• _Work to be completed_
Nothing in the data should change when you return it, but leave the pictures out.

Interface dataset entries
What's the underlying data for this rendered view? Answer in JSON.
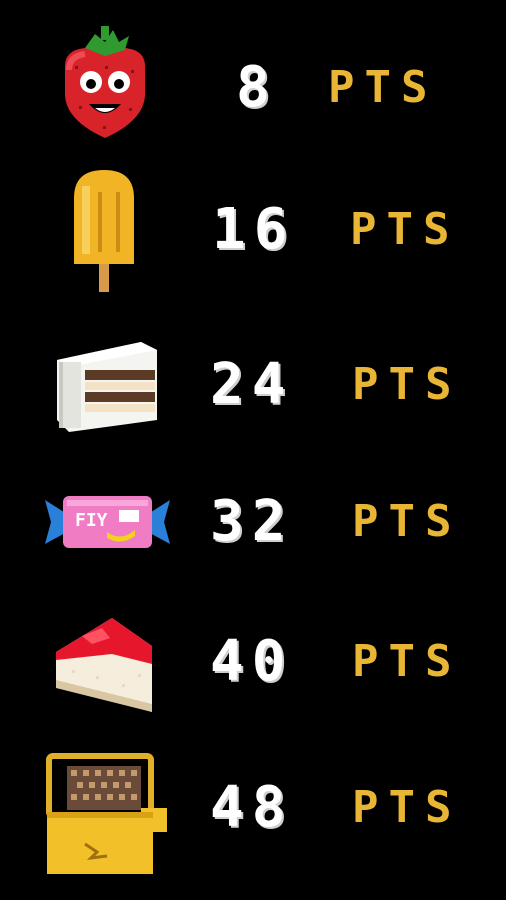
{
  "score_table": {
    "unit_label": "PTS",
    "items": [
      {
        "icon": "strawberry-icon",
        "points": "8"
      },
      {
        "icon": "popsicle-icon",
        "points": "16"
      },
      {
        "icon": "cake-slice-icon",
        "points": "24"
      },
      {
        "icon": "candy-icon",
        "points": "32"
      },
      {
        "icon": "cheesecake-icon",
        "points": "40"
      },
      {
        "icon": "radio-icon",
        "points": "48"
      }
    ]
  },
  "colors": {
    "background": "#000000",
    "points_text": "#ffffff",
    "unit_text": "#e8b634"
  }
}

• _Answer for this exercise_
What's the underlying data for this rendered view? Answer in JSON.
{
  "score_table": {
    "unit_label": "PTS",
    "items": [
      {
        "icon": "strawberry-icon",
        "points": "8"
      },
      {
        "icon": "popsicle-icon",
        "points": "16"
      },
      {
        "icon": "cake-slice-icon",
        "points": "24"
      },
      {
        "icon": "candy-icon",
        "points": "32"
      },
      {
        "icon": "cheesecake-icon",
        "points": "40"
      },
      {
        "icon": "radio-icon",
        "points": "48"
      }
    ]
  },
  "colors": {
    "background": "#000000",
    "points_text": "#ffffff",
    "unit_text": "#e8b634"
  }
}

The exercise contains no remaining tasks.